And the taste? Well, unpleasant, to say the least! It has a pungent pickled sour taste, almost like when the pickle is off. Neverthelss, this experiment has got me excited about an idea for my next pure rye bread experiment along these lines:
- 30% prefermented flour
- Rye starter 80% bakers percentage
- 100% overall dough hydration
- 3 hours (or shorter) fermentation, assisted with, say, 05% IDY
To recap: the 1939 Sour Rye is the most flavorful because the rye starter was at its best condition when the dough was mixed and also because I took more care with the dough. Jan Hedh's Sour Rye is the most moist because of the gelatinized rye mix that is incorporated in the dough. Overall, I like all three breads pictured in the basket above.
I have but one complaint: that their crusts are too tough to cut; you need a chain sword to slice the bread. The tough crusts are a result of the long bake which I am told that you need for this particular type of flour.
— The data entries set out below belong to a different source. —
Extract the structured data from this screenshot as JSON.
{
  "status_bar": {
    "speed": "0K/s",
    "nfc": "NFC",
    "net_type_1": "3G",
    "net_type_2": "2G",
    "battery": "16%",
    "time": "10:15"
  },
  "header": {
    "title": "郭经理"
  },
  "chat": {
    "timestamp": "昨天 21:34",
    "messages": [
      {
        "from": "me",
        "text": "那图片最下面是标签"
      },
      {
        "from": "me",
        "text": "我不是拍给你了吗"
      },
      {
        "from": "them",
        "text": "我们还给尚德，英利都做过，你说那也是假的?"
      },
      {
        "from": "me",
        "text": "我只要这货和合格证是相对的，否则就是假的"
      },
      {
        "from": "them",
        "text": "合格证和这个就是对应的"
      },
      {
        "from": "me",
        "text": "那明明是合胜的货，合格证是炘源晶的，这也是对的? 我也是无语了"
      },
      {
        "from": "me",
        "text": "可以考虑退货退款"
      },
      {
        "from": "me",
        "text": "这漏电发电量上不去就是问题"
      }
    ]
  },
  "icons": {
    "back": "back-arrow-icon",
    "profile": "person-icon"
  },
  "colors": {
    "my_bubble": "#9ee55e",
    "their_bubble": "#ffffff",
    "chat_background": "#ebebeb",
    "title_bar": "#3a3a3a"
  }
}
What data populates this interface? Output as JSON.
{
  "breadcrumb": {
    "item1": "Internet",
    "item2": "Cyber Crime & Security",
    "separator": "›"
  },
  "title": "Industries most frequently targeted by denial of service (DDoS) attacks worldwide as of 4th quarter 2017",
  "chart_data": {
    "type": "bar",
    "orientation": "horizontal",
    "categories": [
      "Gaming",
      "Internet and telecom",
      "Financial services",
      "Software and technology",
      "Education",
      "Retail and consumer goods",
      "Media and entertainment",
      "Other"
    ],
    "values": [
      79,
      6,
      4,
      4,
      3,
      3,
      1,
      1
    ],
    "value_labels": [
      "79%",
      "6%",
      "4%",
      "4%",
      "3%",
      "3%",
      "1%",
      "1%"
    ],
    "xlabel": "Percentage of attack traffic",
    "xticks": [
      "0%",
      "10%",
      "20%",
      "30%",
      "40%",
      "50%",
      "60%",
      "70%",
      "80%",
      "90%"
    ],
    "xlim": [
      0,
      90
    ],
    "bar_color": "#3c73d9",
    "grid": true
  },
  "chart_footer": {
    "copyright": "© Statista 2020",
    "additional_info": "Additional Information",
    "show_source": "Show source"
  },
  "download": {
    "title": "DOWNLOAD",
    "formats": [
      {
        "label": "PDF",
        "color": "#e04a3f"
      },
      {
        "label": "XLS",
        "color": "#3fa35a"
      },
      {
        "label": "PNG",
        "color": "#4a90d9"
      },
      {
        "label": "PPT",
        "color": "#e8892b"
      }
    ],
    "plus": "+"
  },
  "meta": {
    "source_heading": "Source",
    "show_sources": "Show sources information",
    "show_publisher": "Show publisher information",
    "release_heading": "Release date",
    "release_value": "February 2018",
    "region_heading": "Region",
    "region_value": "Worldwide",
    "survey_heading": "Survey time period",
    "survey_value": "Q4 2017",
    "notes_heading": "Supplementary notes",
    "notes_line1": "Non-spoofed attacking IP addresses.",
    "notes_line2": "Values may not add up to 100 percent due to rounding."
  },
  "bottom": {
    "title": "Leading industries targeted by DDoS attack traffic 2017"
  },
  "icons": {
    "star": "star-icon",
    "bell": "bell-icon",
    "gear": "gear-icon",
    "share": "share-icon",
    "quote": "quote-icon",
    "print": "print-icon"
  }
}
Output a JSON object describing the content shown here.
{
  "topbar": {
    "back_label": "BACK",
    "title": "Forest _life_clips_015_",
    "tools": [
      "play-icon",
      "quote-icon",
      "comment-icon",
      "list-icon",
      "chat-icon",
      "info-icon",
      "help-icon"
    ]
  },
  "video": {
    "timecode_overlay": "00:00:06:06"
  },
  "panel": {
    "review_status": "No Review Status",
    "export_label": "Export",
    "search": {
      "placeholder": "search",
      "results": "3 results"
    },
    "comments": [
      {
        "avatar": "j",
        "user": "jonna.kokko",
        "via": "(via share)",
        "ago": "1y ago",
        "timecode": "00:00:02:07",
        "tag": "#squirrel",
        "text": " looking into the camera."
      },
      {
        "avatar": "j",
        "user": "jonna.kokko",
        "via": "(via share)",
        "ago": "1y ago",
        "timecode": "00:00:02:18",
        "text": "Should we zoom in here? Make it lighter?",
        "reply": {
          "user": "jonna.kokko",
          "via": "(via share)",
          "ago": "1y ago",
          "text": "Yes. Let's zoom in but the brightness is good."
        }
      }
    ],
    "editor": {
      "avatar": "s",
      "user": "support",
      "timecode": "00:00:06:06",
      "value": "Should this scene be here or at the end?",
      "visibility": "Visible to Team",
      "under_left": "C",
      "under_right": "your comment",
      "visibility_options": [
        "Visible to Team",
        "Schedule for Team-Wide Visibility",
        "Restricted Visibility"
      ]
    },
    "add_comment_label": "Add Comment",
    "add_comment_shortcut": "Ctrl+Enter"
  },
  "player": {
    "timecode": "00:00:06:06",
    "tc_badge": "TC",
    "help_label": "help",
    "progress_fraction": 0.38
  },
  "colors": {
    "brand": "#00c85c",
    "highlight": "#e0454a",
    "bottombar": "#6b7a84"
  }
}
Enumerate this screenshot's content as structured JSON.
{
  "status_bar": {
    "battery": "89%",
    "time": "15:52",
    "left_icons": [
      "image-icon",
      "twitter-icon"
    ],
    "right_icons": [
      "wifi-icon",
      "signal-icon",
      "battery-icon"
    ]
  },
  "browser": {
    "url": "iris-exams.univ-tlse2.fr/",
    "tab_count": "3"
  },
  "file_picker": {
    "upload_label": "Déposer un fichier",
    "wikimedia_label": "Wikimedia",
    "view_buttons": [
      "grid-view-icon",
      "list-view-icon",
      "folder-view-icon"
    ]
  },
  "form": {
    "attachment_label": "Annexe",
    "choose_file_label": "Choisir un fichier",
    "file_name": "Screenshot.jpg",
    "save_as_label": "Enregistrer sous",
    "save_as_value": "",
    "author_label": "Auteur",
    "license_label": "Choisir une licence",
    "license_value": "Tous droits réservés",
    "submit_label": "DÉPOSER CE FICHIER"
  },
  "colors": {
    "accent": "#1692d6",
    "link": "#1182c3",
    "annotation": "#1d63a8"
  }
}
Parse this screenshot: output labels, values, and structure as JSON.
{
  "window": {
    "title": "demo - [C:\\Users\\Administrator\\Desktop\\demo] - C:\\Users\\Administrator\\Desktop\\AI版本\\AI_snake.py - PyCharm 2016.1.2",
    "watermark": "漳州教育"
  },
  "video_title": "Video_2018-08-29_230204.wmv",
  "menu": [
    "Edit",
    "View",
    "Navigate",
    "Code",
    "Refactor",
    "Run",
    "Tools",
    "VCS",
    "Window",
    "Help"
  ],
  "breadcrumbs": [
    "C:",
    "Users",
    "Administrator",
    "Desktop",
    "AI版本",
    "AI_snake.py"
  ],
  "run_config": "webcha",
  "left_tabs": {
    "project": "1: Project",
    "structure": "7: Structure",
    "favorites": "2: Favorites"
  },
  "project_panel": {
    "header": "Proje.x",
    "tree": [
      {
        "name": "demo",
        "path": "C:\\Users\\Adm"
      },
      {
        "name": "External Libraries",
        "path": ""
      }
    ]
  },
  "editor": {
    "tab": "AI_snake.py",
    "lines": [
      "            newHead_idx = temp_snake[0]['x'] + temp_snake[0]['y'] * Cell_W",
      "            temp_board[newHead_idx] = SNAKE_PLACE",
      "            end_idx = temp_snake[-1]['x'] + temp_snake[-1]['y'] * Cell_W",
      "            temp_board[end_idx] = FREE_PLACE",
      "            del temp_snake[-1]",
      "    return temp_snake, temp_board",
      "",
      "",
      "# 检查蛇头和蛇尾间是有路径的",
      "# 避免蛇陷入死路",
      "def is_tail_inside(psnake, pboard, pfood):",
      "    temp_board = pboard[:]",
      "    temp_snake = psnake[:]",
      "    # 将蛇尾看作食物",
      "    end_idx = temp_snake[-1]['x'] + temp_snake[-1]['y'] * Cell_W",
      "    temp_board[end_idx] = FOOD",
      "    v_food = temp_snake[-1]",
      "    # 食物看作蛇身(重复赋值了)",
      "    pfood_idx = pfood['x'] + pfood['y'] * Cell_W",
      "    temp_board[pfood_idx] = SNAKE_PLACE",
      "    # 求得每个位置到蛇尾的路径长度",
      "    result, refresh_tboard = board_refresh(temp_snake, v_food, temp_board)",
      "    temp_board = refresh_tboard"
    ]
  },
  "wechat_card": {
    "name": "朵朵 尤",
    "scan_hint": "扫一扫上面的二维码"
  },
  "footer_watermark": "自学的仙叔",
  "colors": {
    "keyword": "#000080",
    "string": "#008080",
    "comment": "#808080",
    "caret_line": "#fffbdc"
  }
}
The average baking time for a 1 kg dough according to both Mariana-aga and Hamelman is one hour at initial high heat of 250 - 260 C for 10 - 15 minutes, then gradually lowering the heat to 200 - 210C. My Thiezac pure rye bread, on the other hand, was 1.8 kg and I baked it for only one hour and it was perfectly cooked. So I don't know. The Thiezac bread was far easier to slice.
I am ending this post with another bread basket but this time with the breads all wrapped up in thick tea towels:
I am going to enjoy these three breads over the next week or two and observe the changes in tastes and flavors. Rye enthusiasts would be familiar with Hamelman's story where, as a young man in the 1970s, hiking the Long Trail through Vermont, he picked up the last of his food provision from a post office, a five-week old Detmolder Three-Stage 90% Sourdough Rye where the bread still "had a crisp tang, a moist crumb, delicious flavor, and not a hint of mold." How extraordinary is that! I am not sure mine would stay like that after one week, or, rather, are like that to begin with, let alone after five weeks!